Afghan villagers at the centre of a deadly SAS raid have enlisted the help of New Zealand lawyers who are calling for an independent inquiry into the alleged "revenge attack".

It follows claims in Nicky Hager and Jon Stephenson's new book Hit & Run that civilians were killed and injured during the raid in 2010.

Nearly seven years on those left broken by the raid want answers and they've got Kiwi lawyers on their side.

"We will be asking the Attorney General and the Prime Minister to launch an independent inquiry into the allegations," lawyer Richard McLeod says.

Those allegations are that the raid on two villages in Baghlan province led to the death of six civilians - among them three -year-old Fatima.

It's also claimed 15 others were injured in the attack.

"The material that has been released to date established credible allegations… that the New Zealand defence forces breached fundamental principles of both New Zealand law and international law including war crimes and the violation of the right to life," Mr McLeod says.

In 2014, Hit & Run co-author Jon Stephenson met with the villagers, some of whom were left disabled by the attack.

"One of the guys had a big chunk of shrapnel that hit him in the back, and he showed me the wound. Another guy had wounds to different parts of his body," Mr Stephenson says.

One of those was Mohammad Iqbal, who told Mr Stephenson he was injured by helicopter gunfire in that raid.

"It is very hard for me to work, I can't work, I can't walk even," he said.

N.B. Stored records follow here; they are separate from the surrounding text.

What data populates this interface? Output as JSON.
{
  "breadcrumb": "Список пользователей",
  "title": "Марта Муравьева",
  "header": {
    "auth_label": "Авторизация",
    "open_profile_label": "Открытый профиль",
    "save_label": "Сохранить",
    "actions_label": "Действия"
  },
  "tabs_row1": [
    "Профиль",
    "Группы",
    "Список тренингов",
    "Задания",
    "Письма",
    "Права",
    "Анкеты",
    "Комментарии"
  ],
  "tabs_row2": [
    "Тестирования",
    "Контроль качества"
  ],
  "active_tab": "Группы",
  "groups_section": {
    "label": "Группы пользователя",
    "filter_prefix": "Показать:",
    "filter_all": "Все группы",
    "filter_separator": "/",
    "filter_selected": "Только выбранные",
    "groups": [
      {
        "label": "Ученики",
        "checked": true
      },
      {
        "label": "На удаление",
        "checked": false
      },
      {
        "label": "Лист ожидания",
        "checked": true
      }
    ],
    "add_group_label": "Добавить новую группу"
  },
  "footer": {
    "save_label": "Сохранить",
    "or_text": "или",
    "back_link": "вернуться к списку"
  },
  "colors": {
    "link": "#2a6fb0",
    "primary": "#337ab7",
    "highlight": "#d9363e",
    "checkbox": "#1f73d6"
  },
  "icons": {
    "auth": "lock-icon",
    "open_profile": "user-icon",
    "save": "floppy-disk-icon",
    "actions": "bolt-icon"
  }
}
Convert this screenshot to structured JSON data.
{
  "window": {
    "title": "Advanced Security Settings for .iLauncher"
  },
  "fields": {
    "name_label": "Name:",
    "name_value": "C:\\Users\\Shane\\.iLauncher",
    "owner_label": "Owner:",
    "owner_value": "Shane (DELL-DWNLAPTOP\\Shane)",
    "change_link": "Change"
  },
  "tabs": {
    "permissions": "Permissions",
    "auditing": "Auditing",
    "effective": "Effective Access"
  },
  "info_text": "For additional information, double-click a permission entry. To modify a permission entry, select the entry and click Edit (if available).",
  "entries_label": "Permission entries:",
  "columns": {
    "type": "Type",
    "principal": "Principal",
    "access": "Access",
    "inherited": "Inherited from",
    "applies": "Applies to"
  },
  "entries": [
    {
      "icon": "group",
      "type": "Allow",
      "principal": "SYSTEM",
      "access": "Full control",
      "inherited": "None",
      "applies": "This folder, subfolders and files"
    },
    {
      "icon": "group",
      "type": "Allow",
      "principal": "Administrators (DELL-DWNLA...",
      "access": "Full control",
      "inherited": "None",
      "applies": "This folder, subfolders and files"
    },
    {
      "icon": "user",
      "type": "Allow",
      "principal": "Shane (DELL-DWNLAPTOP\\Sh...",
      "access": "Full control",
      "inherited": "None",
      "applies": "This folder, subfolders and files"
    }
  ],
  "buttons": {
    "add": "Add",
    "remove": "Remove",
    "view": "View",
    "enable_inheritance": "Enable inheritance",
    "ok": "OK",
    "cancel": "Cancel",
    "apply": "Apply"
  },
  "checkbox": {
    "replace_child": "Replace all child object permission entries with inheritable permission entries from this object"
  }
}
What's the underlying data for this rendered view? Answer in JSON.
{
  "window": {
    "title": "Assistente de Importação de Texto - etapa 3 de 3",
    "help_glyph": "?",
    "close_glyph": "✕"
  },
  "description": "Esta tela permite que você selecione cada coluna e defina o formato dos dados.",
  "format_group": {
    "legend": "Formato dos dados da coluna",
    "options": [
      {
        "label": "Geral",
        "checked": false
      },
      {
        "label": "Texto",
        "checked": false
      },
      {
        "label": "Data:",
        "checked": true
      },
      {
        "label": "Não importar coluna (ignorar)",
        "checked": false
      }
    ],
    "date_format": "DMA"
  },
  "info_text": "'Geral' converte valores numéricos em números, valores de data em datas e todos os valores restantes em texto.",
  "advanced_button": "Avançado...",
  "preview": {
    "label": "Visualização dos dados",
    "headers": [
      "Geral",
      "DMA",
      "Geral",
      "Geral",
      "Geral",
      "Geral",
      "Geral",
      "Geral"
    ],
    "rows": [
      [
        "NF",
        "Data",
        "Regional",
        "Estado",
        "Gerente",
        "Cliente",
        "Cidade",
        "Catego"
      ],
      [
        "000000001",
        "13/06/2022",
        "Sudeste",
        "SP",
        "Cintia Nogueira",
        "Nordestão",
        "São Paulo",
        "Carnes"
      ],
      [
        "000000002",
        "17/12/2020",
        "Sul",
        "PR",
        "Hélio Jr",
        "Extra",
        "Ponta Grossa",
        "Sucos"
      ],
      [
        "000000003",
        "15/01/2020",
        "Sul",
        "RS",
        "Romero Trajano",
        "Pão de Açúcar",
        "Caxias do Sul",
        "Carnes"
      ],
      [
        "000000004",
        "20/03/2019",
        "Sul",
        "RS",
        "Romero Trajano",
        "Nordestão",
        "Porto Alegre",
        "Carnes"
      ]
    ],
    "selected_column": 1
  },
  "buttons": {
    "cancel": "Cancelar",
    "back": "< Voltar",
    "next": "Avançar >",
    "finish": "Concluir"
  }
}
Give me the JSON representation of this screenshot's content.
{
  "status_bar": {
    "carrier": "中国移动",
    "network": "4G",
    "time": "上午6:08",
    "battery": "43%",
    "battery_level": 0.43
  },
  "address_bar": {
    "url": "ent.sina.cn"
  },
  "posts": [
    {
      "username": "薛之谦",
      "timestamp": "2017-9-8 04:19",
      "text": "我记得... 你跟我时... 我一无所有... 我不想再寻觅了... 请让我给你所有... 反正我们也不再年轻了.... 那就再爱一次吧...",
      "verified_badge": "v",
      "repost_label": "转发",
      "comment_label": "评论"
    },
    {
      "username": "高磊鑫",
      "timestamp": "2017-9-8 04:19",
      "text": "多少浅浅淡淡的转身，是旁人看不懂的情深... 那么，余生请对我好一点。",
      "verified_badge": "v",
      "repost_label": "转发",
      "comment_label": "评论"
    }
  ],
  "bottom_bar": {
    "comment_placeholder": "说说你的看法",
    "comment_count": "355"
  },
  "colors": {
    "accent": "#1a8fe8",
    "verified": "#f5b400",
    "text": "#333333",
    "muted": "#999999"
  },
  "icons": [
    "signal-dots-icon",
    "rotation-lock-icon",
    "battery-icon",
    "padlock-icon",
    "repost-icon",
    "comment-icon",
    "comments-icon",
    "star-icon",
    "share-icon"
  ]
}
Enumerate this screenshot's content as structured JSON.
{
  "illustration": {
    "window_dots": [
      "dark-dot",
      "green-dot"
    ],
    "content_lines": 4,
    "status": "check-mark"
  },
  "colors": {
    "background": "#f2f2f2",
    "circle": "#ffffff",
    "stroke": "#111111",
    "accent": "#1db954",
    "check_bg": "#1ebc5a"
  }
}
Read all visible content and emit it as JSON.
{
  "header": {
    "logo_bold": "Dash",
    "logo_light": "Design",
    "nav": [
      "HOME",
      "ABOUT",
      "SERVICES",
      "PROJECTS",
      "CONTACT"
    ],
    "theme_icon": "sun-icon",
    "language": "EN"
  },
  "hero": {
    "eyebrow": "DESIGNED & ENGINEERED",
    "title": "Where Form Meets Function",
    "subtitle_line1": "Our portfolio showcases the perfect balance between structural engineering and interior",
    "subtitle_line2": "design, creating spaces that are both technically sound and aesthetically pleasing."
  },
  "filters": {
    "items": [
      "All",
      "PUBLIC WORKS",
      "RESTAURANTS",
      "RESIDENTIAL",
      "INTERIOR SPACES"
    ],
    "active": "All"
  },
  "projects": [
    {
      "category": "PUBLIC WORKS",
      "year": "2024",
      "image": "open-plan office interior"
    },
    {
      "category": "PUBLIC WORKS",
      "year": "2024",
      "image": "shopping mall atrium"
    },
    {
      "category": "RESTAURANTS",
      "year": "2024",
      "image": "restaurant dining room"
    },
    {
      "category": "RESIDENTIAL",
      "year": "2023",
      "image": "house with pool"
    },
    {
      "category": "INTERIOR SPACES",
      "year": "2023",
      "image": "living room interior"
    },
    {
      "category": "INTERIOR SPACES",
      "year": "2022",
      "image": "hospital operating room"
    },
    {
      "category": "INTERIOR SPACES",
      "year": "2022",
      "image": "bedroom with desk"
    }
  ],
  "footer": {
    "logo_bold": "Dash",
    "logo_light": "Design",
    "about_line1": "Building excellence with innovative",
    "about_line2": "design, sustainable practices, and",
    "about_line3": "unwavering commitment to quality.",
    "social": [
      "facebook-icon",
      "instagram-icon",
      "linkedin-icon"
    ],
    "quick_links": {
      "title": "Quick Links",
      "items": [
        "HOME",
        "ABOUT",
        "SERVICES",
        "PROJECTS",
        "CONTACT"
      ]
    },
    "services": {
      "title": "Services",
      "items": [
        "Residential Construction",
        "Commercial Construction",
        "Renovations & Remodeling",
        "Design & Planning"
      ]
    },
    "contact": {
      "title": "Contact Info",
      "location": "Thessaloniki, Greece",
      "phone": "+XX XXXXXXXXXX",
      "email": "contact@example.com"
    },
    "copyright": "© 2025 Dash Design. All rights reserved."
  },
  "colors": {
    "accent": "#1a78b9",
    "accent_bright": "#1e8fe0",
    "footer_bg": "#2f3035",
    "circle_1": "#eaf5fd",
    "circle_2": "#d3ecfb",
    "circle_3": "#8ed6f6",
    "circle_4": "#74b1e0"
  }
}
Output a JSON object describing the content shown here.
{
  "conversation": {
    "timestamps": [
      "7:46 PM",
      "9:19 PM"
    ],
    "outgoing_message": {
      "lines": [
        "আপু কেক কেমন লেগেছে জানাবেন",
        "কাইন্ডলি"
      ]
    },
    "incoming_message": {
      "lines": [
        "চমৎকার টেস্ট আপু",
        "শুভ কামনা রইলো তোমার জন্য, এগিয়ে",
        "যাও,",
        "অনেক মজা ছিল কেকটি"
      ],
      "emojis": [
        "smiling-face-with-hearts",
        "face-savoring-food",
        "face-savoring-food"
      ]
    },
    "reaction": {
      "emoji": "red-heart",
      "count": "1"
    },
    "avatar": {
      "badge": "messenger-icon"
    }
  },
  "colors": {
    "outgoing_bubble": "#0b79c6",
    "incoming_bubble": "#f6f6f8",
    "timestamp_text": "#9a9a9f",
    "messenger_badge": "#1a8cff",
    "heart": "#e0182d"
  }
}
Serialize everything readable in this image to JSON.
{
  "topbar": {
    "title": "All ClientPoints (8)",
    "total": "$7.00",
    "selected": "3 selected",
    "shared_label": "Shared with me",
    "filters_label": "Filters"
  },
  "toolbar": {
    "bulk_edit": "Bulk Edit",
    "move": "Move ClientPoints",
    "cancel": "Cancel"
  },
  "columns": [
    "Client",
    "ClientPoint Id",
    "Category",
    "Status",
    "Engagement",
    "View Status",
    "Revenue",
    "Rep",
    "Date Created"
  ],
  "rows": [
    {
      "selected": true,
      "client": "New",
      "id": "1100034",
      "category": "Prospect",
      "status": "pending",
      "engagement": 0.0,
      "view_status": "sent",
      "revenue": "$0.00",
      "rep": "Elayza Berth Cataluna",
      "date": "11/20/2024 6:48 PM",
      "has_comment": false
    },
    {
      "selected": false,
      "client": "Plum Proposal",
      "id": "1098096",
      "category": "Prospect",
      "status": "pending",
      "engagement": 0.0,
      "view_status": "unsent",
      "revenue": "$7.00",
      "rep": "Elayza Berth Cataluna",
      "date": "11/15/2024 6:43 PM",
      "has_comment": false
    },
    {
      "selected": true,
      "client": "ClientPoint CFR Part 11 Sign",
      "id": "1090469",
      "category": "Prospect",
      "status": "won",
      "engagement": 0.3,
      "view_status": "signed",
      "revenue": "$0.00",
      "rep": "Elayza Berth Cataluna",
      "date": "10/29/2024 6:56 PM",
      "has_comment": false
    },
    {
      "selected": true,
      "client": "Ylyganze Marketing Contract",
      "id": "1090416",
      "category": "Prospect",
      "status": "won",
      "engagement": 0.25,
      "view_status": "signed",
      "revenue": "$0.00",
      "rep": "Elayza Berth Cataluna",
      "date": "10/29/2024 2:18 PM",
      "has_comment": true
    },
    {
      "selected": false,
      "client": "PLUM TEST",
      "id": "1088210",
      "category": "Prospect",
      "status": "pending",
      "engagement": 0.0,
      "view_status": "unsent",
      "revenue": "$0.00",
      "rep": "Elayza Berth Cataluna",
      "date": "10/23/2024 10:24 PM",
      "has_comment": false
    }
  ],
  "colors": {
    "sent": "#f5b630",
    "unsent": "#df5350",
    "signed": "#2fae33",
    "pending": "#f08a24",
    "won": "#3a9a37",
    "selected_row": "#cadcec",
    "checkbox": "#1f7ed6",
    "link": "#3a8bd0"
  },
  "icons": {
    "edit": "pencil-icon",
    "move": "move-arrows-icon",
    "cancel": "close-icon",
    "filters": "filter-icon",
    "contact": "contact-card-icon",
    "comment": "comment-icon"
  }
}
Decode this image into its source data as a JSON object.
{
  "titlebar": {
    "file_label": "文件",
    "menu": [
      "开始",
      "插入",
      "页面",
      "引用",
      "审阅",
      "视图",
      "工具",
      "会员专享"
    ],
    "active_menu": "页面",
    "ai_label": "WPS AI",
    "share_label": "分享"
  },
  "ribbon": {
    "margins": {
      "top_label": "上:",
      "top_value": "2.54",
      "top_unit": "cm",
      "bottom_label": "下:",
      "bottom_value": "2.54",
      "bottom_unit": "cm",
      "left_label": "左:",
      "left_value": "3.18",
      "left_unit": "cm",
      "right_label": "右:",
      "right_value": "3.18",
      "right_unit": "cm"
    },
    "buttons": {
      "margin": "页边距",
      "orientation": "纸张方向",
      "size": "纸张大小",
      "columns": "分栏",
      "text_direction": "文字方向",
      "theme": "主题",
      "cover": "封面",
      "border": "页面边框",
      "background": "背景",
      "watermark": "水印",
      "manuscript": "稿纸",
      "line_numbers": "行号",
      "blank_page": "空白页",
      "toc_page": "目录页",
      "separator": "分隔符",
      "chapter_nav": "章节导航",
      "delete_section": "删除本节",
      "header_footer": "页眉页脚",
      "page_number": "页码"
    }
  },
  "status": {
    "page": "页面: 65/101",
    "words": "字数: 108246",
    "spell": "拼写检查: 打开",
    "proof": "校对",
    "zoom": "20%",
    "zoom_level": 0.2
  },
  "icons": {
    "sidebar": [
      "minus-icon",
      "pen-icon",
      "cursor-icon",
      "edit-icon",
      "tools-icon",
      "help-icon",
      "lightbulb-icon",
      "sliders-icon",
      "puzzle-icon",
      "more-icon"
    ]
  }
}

The villagers asked Mr Stephenson for help, and last year he contacted human rights lawyer Deborah Manning - well-known for her work in New Zealand with Algerian refugee Ahmed Zaoui.

"We're saying that under law an independent investigation and inquiry must occur as stage one, and following that you look at stage two which is accountability," she says.

Ms Manning says reparations and an apology may be sought further down the track.

"They are a simple poor village, and they have lost their dear people for no reason and they just ask for whatever help can be given to them," she says.

Labour, the Greens and New Zealand First have also called for an inquiry since Hit & Run's release, but this morning Prime Minister Bill English was non-committal.

"We're not being rushed into it, we're just working our way through it," Mr English says.

Mr English says he now plans to discuss the issue with Defence Minister Gerry Brownlee and the Chief of Defence on Sunday.